There's that moment when driving when you realize you've pushed things too far. We all have done it, although it's more likely occurred behind the wheel of a pickup truck or a rugged little off-roader than in a Corolla.
So it may not surprise you that I have, like many, found myself and the vehicle I'm driving buried up to the axles in quagmire. Maybe it was on the beaches of the Outer Banks, or maybe during a particularly furious snowstorm somewhere in the hills of Pennsyltucky. In both cases, I was skilled enough — or lucky enough, depending on how you look at it — to extricate myself, albeit not without a heavy dose of panic, sweat and mental images of having to call for a rescue party.
Oh, if I had only had Crawl Control, which takes over a vehicle's acceleration and braking; all you do is select the speed you want to travel, anywhere from 1-5 mph, and steer. The truck does the rest, gently descending a rock-encrusted slope or digging its way out of the sand or snow. It's quite remarkable and a testament to the power of a microchip, not to mention the engineers at Toyota.
Remarkably, Crawl Control can be found on the 2016 Toyota Tacoma pickup truck. Aside from Toyota, the only other brand with it is Range Rover, which costs quite a bit more.
The Toyota's the better deal, and not just because of its affordable price. Let's face it, you'd never be able to dump a load of mulch in the back of a Range Rover. Oh, you could, I guess, but try explaining why a freight car of Febreze might be a good idea.
So not only does the new Tacoma allow you to take that shortcut your friends told you never to take, it will also haul a lot of stuff. Either way, it saves your carcass and a lot of explanations. In other words, it makes life easier.
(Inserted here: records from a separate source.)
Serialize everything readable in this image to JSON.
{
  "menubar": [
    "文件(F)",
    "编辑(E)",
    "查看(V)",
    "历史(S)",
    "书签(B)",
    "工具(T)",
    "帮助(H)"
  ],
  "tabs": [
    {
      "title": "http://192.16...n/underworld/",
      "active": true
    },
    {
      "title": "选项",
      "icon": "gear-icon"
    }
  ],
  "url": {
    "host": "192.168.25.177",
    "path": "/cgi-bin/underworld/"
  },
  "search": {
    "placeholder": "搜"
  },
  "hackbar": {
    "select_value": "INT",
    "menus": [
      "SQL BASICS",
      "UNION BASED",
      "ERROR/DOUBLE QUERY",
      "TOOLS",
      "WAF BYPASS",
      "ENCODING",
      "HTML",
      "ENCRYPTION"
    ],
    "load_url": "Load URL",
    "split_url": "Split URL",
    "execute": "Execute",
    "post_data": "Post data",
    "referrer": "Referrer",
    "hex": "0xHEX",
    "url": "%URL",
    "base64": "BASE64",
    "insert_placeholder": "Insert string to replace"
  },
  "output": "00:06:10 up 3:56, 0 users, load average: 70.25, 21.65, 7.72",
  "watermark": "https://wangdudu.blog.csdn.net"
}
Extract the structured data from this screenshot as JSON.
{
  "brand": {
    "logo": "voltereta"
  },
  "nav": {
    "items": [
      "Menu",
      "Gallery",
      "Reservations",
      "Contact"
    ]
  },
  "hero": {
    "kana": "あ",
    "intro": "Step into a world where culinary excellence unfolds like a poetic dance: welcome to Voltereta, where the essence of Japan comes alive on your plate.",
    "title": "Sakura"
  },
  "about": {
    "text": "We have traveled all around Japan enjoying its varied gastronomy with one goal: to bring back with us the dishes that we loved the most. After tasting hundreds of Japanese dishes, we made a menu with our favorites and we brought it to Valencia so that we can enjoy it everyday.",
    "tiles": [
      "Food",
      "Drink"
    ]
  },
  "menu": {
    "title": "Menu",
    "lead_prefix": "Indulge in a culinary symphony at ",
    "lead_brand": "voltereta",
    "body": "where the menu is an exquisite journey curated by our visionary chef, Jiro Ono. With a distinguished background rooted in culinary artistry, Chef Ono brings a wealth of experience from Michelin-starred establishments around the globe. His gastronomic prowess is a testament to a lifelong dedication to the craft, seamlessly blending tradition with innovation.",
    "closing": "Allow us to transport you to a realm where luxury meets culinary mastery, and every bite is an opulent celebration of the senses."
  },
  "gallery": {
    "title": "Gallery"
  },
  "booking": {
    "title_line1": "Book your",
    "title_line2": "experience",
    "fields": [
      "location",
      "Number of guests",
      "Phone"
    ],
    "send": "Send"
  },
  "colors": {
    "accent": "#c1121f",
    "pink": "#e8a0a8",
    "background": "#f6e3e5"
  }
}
And there's plenty of other technology the truck offers that adds to the ease.
If you're heading to the local shopping center, you'll be able to keep all the mindless drivers at bay, both on the way and in the parking lot, thanks to the blind-spot monitor with rear cross-traffic alert. Also, you can recharge your smartphone wirelessly or start the truck at the touch of a button. There's dual-zone automatic climate control to keep you comfy and a touchscreen audio system with audio jack, USB port and Bluetooth to keep you entertained during the daily commute. There's even a standard Go Pro mount located near the rearview mirror to catch egregious drivers on camera or record your rollicking, off-road weekend.
Of course, when you want to entertain yourself by heading some place less civilized, the Tacoma is ready to handle it.
The 2016 Tacoma is offered in base SR, SR5, TRD Sport, TRD Off-Road and top-of-the line Limited trim. There are two cab styles, extended Access Cab and four-door Double Cab, with either rear-wheel drive or all-wheel drive. Access Cabs have a 127.4-inch wheelbase and a 73.7-inch bed. Double Cabs are offered with a 127.4-inch wheelbase with a shorter 60.5-inch bed or a 141-inch wheelbase with the longer 73.7-inch bed.
The platform has been strengthened to make it safer, while the suspension has been revised so that your vertebrae no longer shatter when traversing troublesome terrain. It's much improved.
When it comes to powering your truck, there are two options. If you're really not in a hurry, you might be able to put up with the wheezy 2.7-liter double-overhead-cam four-cylinder engine that generates 159 horsepower and 180 pound-feet of torque. But why would you? The Environmental Protection Agency rates this driveline at 19 mpg city and 21 mpg highway with all-wheel drive and a 5-speed manual. Opting for the automatic increases the highway mileage to 22 mpg. And while you could opt for rear-wheel drive and an automatic, it's still only 19 city, 23 highway.
You want Toyota's new 3.5-liter V-6, rated at 278 horsepower and 265 pound-feet of torque mated to a 6-speed manual or automatic transmission. With rear-wheel drive and the automatic, mileage comes in at 19 city and 24 highway, better than any four-cylinder powerplant. Opting for four-wheel drive takes the ratings down to 17 city, 21 highway with the manual, and 18 city, 23 highway with the automatic. Equip this baby right and you can yank 6,800 pounds of trailer and 1,620 pounds of junk.
And being a new model, you'll also get all of those electronic driveline gewgaws that come in handy when you least expect it, such as Multi-Terrain Select, which adjusts the trucks systems to suit the terrain you're traversing. There's also a locking rear differential, hill start assist, stability control, traction control, anti-lock brakes, electronic brake force distribution and brake assist. There's even a rear backup camera.
Finally, need I say that Toyota expertly facelifted the Tacoma while maintaining its classic personality? And given that the Tacoma starts at $25,385, it's hard to resist.
I mean, look at it. It's one tough truck that's easy to adore.
Make mine a Double Cab 4x4 TRD Off-Road, please.
2016 TOYOTA TACOMA
Engine: 2.7-liter, I-4 (159 hp); 3.5-liter, V-6 (278 hp)
EPA rating (city/highway): 19/23 mpg (I-4, automatic)